Welcome to State #3 in NY, With Just a Little Bit of Snow.
The Abarth then moved on to New York, and has only competed in a few autocross events with the SCCA there, out at Splish Splash Waterpark, and the Nassau Coliseum. Definitely the highlight here has been joining the National Auto Sport Association (NASA, not the outer space guys) for track driving (with a coach, I REALLY need a lot of coaching!) at Pocono and the awesome Watkins Glen International. Driving on tracks like this explains a lot of brake pad wear and new tires, but man oh man it's a blast, even in a little red Italian-Mexican car that's not really a race car. Watkins Glen has hosted NASCAR, Indy Car, and even Formula 1 back in the day, and with some long straights, lots of corners, and elevation changes, just a really nice facility to say the least.

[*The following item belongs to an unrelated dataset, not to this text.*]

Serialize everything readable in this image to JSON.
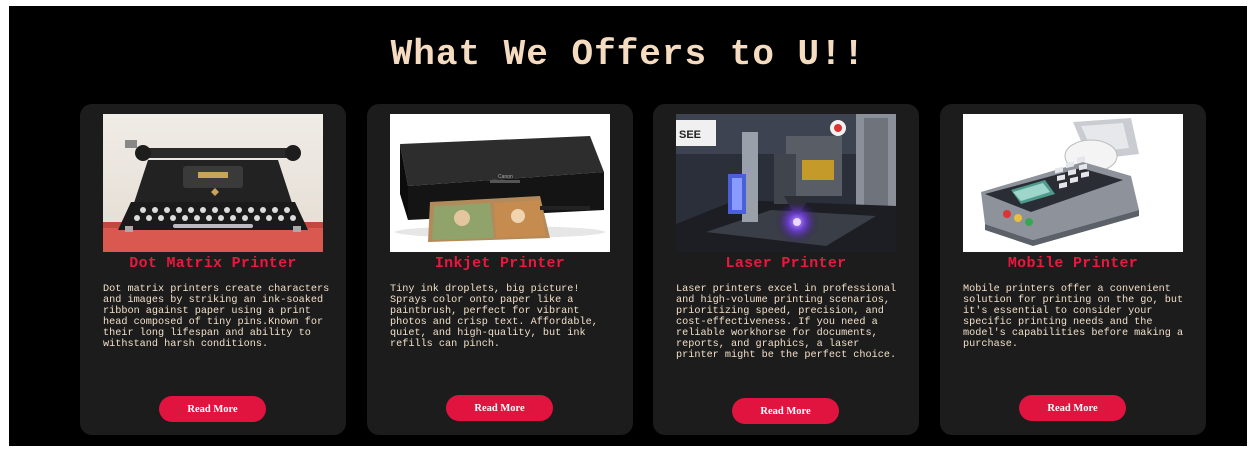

Showing Off the 2017 Tidewater Sports Car Club Hardware, 1st in
Class and 10th Overall for the Year.
All Earned by the FIAT More Than This Driver!
 So the FIAT has been sold to a new owner in Manhattan, and NMS-North (since I seem to keep moving that direction for the past 10 years) is driving another car, but it was a lot of happy times in the FIAT.

Rosso (Red) FIAT 500 Abarth, Now Living in Manhattan!
Stealth Technology Looks Like No Driver!

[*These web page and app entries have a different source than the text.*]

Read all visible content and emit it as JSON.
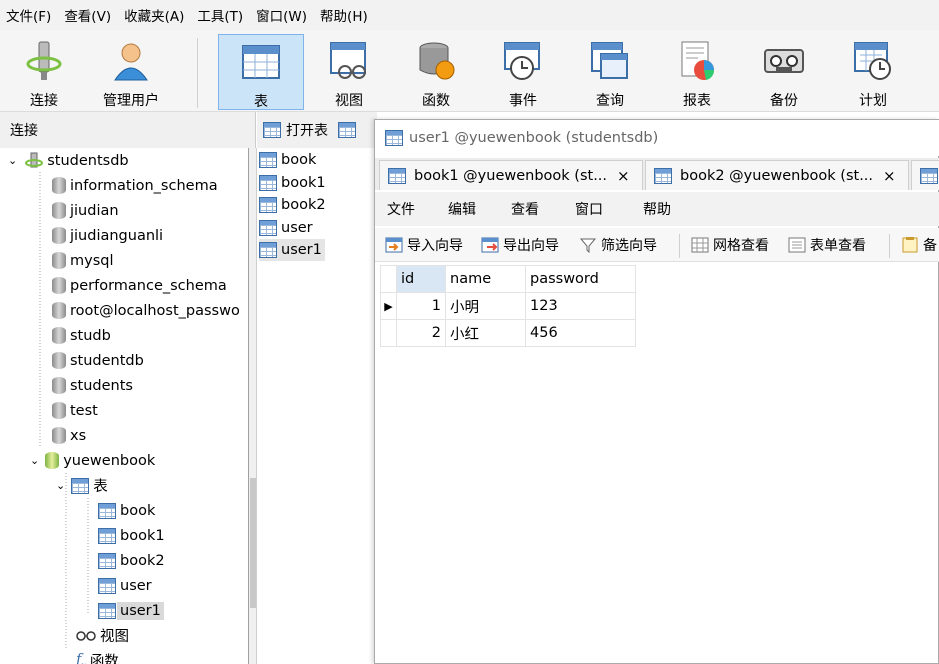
{
  "menubar": [
    "文件(F)",
    "查看(V)",
    "收藏夹(A)",
    "工具(T)",
    "窗口(W)",
    "帮助(H)"
  ],
  "toolbar": {
    "connect": "连接",
    "users": "管理用户",
    "table": "表",
    "view": "视图",
    "function": "函数",
    "event": "事件",
    "query": "查询",
    "report": "报表",
    "backup": "备份",
    "schedule": "计划"
  },
  "sidebar": {
    "header": "连接",
    "connection": "studentsdb",
    "databases": [
      "information_schema",
      "jiudian",
      "jiudianguanli",
      "mysql",
      "performance_schema",
      "root@localhost_passwo",
      "studb",
      "studentdb",
      "students",
      "test",
      "xs"
    ],
    "open_db": "yuewenbook",
    "tables_folder": "表",
    "tables": [
      "book",
      "book1",
      "book2",
      "user",
      "user1"
    ],
    "views_folder": "视图",
    "functions_folder": "函数"
  },
  "objbar": {
    "open_table": "打开表"
  },
  "objlist": [
    "book",
    "book1",
    "book2",
    "user",
    "user1"
  ],
  "window": {
    "title": "user1 @yuewenbook (studentsdb)",
    "tabs": [
      {
        "label": "book1 @yuewenbook (st..."
      },
      {
        "label": "book2 @yuewenbook (st..."
      }
    ],
    "tab_close": "×",
    "menu": [
      "文件",
      "编辑",
      "查看",
      "窗口",
      "帮助"
    ],
    "tools": {
      "import": "导入向导",
      "export": "导出向导",
      "filter": "筛选向导",
      "grid_view": "网格查看",
      "form_view": "表单查看",
      "more": "备"
    },
    "grid": {
      "columns": [
        "id",
        "name",
        "password"
      ],
      "rows": [
        [
          "1",
          "小明",
          "123"
        ],
        [
          "2",
          "小红",
          "456"
        ]
      ]
    }
  }
}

Saturday, August 1, 2020

NMS-North Shifts to German Engineering

NMS-North announces the addition of a Porsche Cayman to the stable, which means a dramatic increase in the percentage of German cars in the team. The Porsche and the NMS-South BMW are in addition to the long standing Miatas and the FIAT Abarth. In further developments, team managers have decided to offer the FIAT Abarth for sale, as the NMS squad seeks bigger horsepower gains, more track time, better road handling, more tires and brakes, as well as what scientists call "money."
This is a 2009 Cayman in Ruby Red Metallic, currently wearing 19 inch wheels. The Cayman is the hard top version of the convertible Boxster, and 2009 marks the first year of the 2.9 liter flat 6 engine, and the PDK automatic transmission.
Rated at 265HP, the Cayman tops the Abarth power by 105 more HP, and with the rear wheel drive will require the NMS-N driver to actually learn how to drive! Observant car fans will know that the Porsche crest shares a black horse with the famous Ferrari logo, so we'll just conclude that if your car has a black horse on it, uh, well, then good for you!
While Porsche has a long history of German engineering, the Cayman was assembled in Finland, which gives NMS a nice Germany/Finland car, to match the Mexico assembled Italian/Mexican FIAT. While many people think that the Miata is assembled in Japan, rumors say that they are really built by elves living in a hollow tree that moonlight building Keebler cookies. Nothing else explains the fun of driving a Miata, so we're willing to believe it.